Chinese Association for Relations Across the Taiwan Strait (ARATS) Chairman Chen Yunlin (陳雲林) yesterday dismissed the protests against his visit as a “misunderstanding,” saying they were organized by just a handful of people.
During his trip to Chiayi yesterday afternoon, Chen said at a tea party with local personalities that his trip to southern Taiwan “caused some trouble.”
Some people did not quite understand him and that led to many misunderstandings, he added.
“I believe there are only a few of them,” he said. “I was in Fo Guang Shan Monastery (佛光山) yesterday and I was warmly welcomed ... People from both sides of the Taiwan Strait are our own flesh and blood. This rare opportunity to visit central and southern Taiwan was an experience I will never forget.”
Chen first encountered some of the people at the tea party three years ago in Fujian Province during a sightseeing tour and they invited him to visit the south of Taiwan.
During an afternoon forum, Chen and his delegation talked to local businesspeople. Straits Exchange Foundation (SEF) Chairman Chiang Pin-kung (江丙坤) said the Chinese delegation’s visit to Chiayi was to forge ahead with Chinese investment in Taiwan, bilateral cooperation in the development of emerging industries, the export of local agricultural and fishing products to China, and to promote greater collaboration between small and medium-size businesses.
Emphasizing the importance of implementing the agreements signed with Beijing, Chiang said the forum aimed to look at ways of implementing the 15 accords signed since June 2008.
SEF Deputy Secretary-General Maa Shaw-chang (馬紹章) told reporters after the closed-door forum that Chinese businesspeople hoped to see China’s emergency purchase of agricultural products from Taiwan become a normal practice and trade evolve into industrial cooperation. They also hoped to establish a purchasing center in the south, Maa said.

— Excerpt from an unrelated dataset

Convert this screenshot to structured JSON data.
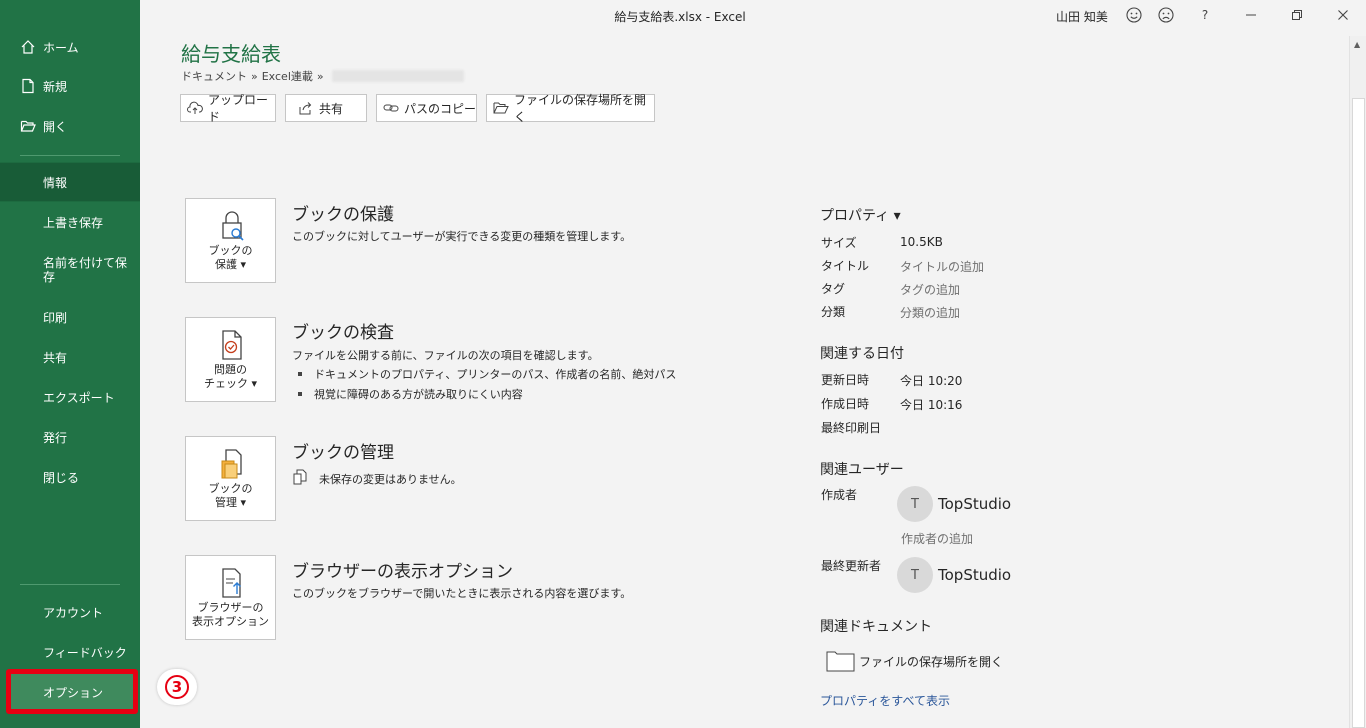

Earlier in Kaohsiung, Chen told reporters after a boat ride at the Port of Kaohsiung that the city had the potential to cooperate fruitfully with the “mainland” and that the results of such cooperation would be soon become apparent.
Seemingly indifferent to the protests, Chen managed to keep cool and wave to protesters.
Chen said the purpose of his trip was to provide a forum in which small and medium-size enterprises on both sides of the Taiwan Strait could come together and help each other.
“What I just said is not aimed at soliciting businesses or buying anything,” he said. “We need to use our collective wisdom to find ways to resolve problems that affect both sides.”
Emphasizing Taiwan’s many strengths on the agricultural front, Chen promised that Chinese businesses would not undercut their Taiwanese counterparts if Taiwanese industries were able to sell their products elsewhere for better prices.
China would only buy agricultural products from Taiwan when the country encounters poor sales, he said, adding that it is a practice China has adopted over the past few years.
Chen said Taiwan could make this process easier by making improvements in the preservation, transportation and processing of the produce.
Chairman of China Cosco Holdings Co (中國遠洋控股) Wei Jiafu (魏家福) praised Kaohsiung Port as “naturally good,” meaning that ships do not need to enter through a river channel like in Shanghai Harbor.